Disagreement on use of oversight
JUDY WOODRUFF: Under questioning from Representative Davis about the feasibility of enacting oversight in a war zone, the testimonies of Bowen and Bremer were often at odds.
REP. TOM DAVIS: You obviously made adequate disbursements, you asked for accountability. You had to do this retroactively, because the money had to get out there. And, Mr. Bowen, do you agree with that?
STUART BOWEN: If you disburse the money, you ought to have some -- and I don't mean Wall Street or whatever standard anyone wants to and just something that provides feedback to the interim government about how that money was used. And as our audit indicates, what that something was, the ministry said, yes, we received this money. Yes, we expended it. The level of detail beyond that, as the president of the Board of Supreme Audit has told me, is virtually nonexistent.
PAUL BREMER: Of course, I agree the ideal that the inspector general lays out would be desirable. But we were in the middle of a war, working in very difficult conditions, and we had to move quickly to get this Iraqi money working for the Iraqi people.
JUDY WOODRUFF: Democrats asked about other decisions made by Bremer, the qualifications of Coalition Provisional Authority or CPA personnel hired under his administration, the wisdom behind disbanding the Iraqi military and removing former members of Iraq's ruling Baath Party.

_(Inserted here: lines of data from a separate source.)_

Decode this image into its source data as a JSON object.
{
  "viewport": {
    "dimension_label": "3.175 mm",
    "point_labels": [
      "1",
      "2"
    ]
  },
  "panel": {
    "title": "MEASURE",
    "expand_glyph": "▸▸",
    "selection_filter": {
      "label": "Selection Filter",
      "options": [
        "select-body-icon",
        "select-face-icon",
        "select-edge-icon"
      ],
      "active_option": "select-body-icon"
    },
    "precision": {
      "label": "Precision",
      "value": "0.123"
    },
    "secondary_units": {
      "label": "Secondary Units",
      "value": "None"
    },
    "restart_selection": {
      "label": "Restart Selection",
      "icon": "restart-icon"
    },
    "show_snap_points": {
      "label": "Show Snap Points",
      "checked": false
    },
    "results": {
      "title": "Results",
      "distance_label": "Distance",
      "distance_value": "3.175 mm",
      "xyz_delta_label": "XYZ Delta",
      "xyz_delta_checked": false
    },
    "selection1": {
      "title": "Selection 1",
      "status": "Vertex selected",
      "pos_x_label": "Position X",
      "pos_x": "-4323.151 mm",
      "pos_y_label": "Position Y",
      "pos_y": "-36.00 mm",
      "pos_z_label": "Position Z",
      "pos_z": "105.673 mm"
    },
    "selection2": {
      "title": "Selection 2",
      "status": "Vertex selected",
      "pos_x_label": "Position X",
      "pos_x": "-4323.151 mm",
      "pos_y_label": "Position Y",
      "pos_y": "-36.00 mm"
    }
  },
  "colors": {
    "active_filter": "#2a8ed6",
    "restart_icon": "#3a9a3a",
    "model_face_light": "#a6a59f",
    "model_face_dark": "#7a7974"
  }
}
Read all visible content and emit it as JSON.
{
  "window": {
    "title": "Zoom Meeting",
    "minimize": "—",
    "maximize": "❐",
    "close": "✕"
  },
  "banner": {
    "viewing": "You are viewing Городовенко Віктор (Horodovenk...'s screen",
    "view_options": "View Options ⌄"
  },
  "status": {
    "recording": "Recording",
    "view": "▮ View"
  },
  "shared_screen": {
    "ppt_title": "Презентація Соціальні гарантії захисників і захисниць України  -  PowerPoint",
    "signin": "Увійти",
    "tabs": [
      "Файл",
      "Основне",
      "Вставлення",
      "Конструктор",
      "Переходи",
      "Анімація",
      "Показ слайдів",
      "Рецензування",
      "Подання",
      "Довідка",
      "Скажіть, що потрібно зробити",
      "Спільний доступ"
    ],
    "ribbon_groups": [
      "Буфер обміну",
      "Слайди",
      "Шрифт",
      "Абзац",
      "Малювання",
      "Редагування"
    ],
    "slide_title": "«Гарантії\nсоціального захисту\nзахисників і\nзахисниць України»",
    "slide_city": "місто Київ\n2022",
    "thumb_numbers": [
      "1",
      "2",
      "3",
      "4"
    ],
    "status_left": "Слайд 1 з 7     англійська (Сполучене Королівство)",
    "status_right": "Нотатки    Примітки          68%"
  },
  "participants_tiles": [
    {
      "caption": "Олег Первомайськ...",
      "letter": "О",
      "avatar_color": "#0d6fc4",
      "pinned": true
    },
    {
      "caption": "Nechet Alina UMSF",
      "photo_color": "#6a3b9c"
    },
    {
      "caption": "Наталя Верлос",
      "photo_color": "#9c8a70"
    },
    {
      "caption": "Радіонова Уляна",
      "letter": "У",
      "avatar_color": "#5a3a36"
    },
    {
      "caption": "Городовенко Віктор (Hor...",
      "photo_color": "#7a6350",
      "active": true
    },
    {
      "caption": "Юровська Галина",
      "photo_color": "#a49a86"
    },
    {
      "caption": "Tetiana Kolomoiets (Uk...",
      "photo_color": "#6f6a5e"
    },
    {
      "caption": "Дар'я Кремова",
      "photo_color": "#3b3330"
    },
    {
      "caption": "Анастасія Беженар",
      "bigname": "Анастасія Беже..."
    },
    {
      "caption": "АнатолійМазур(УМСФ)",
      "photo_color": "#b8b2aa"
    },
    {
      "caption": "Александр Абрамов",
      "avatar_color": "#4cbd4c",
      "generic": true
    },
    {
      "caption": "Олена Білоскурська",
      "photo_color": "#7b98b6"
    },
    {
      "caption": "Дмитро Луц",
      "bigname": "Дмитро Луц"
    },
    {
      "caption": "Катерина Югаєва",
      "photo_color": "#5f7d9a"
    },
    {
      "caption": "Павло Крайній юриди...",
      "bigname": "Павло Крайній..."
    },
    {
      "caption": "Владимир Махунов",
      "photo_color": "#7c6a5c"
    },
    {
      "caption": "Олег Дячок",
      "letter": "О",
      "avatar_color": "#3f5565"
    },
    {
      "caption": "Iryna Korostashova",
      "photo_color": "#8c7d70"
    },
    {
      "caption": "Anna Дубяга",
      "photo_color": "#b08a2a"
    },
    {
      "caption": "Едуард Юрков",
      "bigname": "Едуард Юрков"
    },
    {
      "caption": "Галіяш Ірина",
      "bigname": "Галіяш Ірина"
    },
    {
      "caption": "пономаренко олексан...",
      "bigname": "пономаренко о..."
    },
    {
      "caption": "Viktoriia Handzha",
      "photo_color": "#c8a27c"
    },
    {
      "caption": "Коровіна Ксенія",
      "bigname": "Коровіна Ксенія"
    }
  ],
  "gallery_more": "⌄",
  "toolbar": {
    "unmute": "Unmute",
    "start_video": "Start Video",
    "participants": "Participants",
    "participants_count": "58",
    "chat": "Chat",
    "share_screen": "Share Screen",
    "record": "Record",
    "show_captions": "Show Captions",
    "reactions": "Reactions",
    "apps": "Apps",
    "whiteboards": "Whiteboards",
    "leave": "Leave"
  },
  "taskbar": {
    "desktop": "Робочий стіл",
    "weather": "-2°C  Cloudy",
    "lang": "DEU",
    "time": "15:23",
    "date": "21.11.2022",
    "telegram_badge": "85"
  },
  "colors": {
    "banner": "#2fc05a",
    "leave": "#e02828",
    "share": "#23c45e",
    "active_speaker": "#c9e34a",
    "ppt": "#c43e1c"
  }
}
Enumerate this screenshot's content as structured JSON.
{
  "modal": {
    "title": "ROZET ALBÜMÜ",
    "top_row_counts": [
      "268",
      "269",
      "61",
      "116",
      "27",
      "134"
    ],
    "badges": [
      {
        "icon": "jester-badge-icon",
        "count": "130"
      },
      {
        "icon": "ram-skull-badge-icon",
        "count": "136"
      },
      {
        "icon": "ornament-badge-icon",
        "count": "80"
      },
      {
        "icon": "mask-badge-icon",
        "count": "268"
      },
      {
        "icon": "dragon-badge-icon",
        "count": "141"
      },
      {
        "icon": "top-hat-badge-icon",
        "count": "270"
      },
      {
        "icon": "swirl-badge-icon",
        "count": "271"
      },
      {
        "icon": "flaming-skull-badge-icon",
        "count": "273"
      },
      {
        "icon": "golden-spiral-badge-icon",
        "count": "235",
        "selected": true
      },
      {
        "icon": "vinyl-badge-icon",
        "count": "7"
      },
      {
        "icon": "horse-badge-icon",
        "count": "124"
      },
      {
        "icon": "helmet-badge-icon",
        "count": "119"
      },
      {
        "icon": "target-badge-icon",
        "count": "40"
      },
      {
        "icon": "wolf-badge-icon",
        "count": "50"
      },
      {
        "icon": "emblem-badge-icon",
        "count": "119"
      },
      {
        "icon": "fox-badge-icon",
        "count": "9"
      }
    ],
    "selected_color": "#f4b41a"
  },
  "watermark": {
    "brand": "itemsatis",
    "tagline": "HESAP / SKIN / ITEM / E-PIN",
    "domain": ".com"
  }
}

Missouri Democrat William Lacy Clay.
REP. LACY CLAY (D), Missouri: One of your first official acts was to disband the Iraqi military. Do you regret making that decision? Will you now admit that your de-Baathification program helped to set the stage for the takeover of Iraqi politics by Shiite politicians with close ties to Iran?
PAUL BREMER: The Iraqi army was the army that suppressed the Shia uprising in 1991 in the south and killed hundreds of thousands of Shia. The Kurds and the Shia make up about 80 percent of Iraq's population. They were both cooperating with the occupation.
To have recalled the army would have risked the continued cooperation of 80 percent of the Iraqi people and, I think, led to the secession of the Kurds from Iraq. It would have been a disastrous decision.
So I stand by the decision not to recall the army and to rebuild the army from the bottom up. The mistake I made -- and I admit it -- is, when we announced that we were going to build the new army, we should have immediately said we were also going to pay the officers from the old army.
Now, de-Baathification -- the Baath Party was the primary instrument of political oppression. We decided to take a very modest cut at saying the top 1 percent only of the Baath Party should no longer be allowed to have a public job. That's all it said. It was a very modestly drawn policy.
The mistake I made was letting the Iraqi politicians implement it. And they broadened it way out. So it was the right policy poorly implemented.
JUDY WOODRUFF: Tomorrow, the committee will hold another hearing on Iraq reconstruction, this time focusing on private contractors.